Socialization and understanding a dog’s behavior and needs is essential in preventing a dog to develop fear-related aggression toward unfamiliar dogs. These two factors, together with the individual aspect of the dog and its adapted social strategy, may explain why a lot of dogs show this behavior. Fear-related aggression is a very serious problem that causes a poorer life for many dogs and owners. Because it’s such a complex and difficult problem to manage, it should be more focus on information and prevention instead of treatment.

 

References

AKC, 2008. American Kennel Club. Breeds by Group. Retrieved from: http://www.akc.org/breeds/index.cfm?nav_area=breeds

Borchelt, P.L. (1983). Aggressive behavior of dogs kept as companion animals: classification and influence of sex, reproductive status and breed. Applied Animal Ethology, 10, 45-61

Bowen, J. & Heath, S. (2005). Behaviour Problems in Small Animals. Practical Advice for the Veterinary Team. Elsevier Saunders

Duffy, D.L., Hsu, Y. & Serpell, J.A. (2008). Breed differences in canine aggression. Applied Animal Behaviour Science. Article in press. Available online 3 June 2008

Erhard, H.W., Mendl, M. & Ashley, D.D. (1997). Individual aggressiveness of pigs can be measured and used to reduce aggression after mixing. Applied Animal Behaviour Science, 54, 137-151

Golden retrieverklubben (2008). Breed specific breeding strategy – mentality. Retrieved September 14, 2008 from: http://www.goldenklubben.se/RAS_Avelsstrategi_KartlaggMentalitet.htm

Horwitz, D.F. (2001a). Fears and Fear Aggression. Atlantic Coast Veterinary Conference 2001. Retrieved September 8, 2008, from: http://www.vin.com/VINDBPub/SearchPB/Proceedings/PR05000/PR00313.htm

Horwitz, D.F. (2001b). Aggression between Dogs. Atlantic Coast Veterinary Conference 2001. Retrieved September 11, 2008, from: http://www.vin.com/VINDBPub/SearchPB/Proceedings/PR05000/PR00316.htm

Landsberg, G. (2007a). Fear Aggression in Dogs – Behavior Modification. Michigan Veterinary Medical Association. Retrieved September 8, 2008 from: http://www.michvma.org/documents/MVC%20Proceedings/Landsberg1.pdf

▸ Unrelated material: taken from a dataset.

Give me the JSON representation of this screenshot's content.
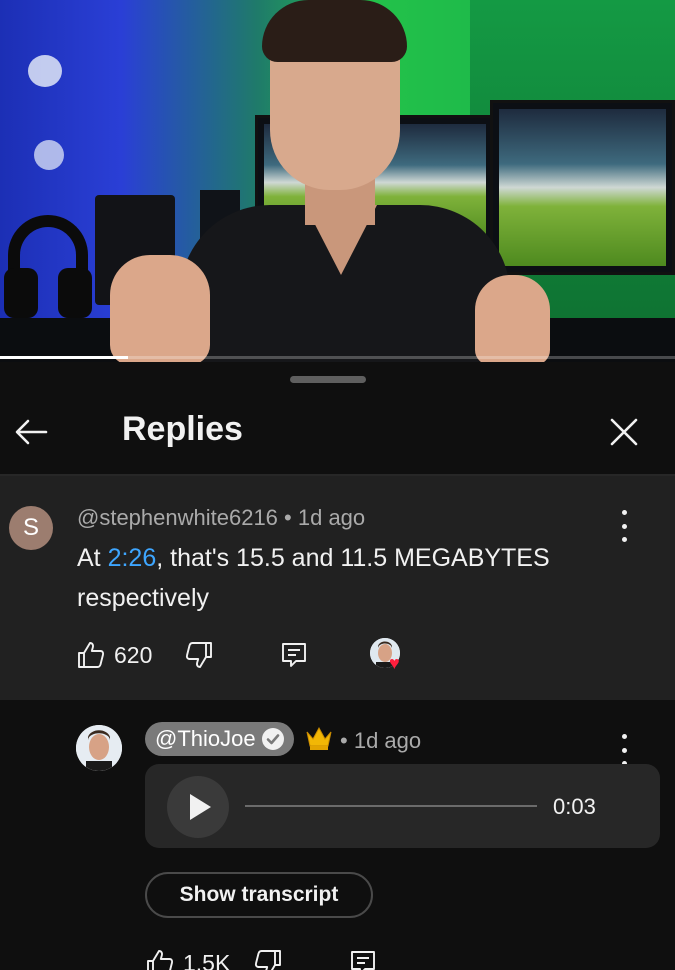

Landsberg, G. (2007b). Fear Aggression: Behavior Products and Drug Therapy. Michigan Veterinary Medical Association. Retrieved September 1, 2008 from: www.michvma.org/documents/MVC%20Proceedings/Landsberg2.pdf

Ley, J., Coleman, G.J., Holmes, R. & Hemsworth, P.H. (2007). Assessing fear of novel and startling stimuli in domestic dogs. Applied Animal Behaviour Science, 104, 71-84

Lindsay, S. R. (2005). Handbook of Applied Dog Behavior and Training, Vol. 3: Procedures and Protocols. Blackwell Publishing

Overall, K. L. (2001a). Aggression: Treatment Options. Atlantic Coast Veterinary Conference 2001. Retrieved July 25, 2008, from: http://www.vin.com/VINDBPub/SearchPB/Proceedings/PR05000/PR00380.htm

Overall, K.L. (2001b). Aggression: Triggers, Flashpoints and Diagnoses. Atlantic Coast Veterinary Conference 2001. Retrieved August 30, 2008, from: http://www.vin.com/VINDBPub/SearchPB/Proceedings/PR05000/PR00379.htm

Roll, A. & Unshelm, J. (1997). Aggressive conflicts amongst dogs and factors affecting them. Applied Animal Behaviour Science, 52 (3-4), 229 – 242

Witmer, L.M. (2008). Peripheral Nervous System II: The Autonomic System. Ohio University, USA. Retrieved August 18, 2008, from: http://www.oucom.ohiou.edu/dbms-witmer/anatomy_immersion.htm

Wright, J.C. & Nesselrote, M.S. (1987). Classification of Behavior Problems in Dogs: Distribution of Age, Breed, Sex and Reproductive Status. Applied Animal Behaviour Science, 19, 169-178

 

Share Button